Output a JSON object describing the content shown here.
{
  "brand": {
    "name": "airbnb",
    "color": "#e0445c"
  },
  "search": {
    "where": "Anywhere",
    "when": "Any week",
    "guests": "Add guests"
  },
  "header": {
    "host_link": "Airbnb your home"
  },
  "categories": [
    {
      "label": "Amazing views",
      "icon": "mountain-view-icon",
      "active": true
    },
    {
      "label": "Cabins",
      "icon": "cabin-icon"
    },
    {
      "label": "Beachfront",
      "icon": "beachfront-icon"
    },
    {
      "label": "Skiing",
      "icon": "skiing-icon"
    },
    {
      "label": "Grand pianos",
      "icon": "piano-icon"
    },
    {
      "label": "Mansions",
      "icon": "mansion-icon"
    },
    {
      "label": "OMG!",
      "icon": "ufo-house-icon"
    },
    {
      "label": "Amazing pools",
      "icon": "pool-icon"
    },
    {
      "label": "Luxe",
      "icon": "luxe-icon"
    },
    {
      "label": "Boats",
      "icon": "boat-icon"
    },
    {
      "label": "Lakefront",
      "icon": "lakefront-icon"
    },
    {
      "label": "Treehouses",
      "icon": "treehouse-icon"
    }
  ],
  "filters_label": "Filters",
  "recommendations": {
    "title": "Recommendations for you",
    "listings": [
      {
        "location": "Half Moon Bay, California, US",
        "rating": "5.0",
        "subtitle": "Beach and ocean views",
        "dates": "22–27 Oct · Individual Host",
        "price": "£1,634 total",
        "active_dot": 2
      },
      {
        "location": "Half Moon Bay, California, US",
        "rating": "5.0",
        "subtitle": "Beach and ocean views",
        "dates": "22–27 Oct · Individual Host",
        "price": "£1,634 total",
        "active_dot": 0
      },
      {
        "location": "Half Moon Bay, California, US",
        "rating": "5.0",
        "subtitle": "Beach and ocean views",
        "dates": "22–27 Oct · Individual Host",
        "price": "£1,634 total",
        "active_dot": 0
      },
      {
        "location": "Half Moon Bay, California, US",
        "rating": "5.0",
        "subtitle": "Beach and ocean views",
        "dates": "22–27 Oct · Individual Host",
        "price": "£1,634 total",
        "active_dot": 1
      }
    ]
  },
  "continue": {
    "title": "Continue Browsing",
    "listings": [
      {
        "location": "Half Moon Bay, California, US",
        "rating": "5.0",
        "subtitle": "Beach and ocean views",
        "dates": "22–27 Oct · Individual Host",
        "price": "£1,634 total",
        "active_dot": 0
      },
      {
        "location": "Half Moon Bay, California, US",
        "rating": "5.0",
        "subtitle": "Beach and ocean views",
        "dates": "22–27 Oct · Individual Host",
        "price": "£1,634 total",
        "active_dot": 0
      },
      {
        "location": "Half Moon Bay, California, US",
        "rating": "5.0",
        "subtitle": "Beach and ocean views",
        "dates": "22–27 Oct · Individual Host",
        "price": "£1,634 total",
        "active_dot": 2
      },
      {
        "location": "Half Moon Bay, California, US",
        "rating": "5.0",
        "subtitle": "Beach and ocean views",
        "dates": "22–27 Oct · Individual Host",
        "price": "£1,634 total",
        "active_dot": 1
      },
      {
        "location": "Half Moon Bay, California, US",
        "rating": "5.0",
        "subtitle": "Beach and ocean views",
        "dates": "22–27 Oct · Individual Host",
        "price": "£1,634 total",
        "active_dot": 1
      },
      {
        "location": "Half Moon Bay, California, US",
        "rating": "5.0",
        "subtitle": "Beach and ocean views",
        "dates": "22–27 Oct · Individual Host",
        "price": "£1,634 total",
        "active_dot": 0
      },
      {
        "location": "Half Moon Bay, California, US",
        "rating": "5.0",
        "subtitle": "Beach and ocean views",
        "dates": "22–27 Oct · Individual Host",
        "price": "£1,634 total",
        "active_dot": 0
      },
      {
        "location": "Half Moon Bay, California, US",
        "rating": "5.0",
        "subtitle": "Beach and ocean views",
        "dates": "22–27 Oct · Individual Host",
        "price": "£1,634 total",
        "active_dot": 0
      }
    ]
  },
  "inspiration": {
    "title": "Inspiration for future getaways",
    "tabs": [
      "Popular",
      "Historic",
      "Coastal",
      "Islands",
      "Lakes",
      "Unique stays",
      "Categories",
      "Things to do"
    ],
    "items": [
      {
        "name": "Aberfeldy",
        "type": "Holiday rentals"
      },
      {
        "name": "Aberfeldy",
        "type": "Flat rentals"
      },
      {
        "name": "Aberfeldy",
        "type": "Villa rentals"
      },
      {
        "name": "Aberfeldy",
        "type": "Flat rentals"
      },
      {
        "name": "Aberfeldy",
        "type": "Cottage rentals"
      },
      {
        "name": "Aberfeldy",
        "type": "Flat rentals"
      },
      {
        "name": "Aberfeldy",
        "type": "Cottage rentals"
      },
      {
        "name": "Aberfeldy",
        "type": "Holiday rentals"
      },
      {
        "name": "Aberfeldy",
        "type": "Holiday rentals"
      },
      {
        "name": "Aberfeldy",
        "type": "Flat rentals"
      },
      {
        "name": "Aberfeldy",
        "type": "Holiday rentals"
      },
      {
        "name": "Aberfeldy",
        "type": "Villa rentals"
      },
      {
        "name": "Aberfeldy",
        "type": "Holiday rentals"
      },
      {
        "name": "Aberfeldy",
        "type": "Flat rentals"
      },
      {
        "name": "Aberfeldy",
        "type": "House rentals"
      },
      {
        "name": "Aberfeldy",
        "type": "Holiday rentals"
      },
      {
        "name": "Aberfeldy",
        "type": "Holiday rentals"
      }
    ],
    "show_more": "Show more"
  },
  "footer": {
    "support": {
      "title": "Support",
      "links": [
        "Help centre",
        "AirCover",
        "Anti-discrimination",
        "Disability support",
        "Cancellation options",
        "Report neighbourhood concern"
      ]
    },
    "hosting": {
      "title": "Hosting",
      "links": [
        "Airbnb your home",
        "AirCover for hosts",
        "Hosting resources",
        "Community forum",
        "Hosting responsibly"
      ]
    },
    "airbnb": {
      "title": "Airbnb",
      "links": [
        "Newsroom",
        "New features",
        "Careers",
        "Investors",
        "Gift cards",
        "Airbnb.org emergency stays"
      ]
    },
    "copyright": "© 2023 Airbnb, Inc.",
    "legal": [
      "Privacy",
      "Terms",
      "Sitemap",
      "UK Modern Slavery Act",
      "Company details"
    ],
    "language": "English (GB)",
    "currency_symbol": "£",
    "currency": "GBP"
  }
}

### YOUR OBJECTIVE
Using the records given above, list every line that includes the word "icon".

### SOLUTION TO THIS PROBLEM
      "icon": "mountain-view-icon",
      "icon": "cabin-icon"
      "icon": "beachfront-icon"
      "icon": "skiing-icon"
      "icon": "piano-icon"
      "icon": "mansion-icon"
      "icon": "ufo-house-icon"
      "icon": "pool-icon"
      "icon": "luxe-icon"
      "icon": "boat-icon"
      "icon": "lakefront-icon"
      "icon": "treehouse-icon"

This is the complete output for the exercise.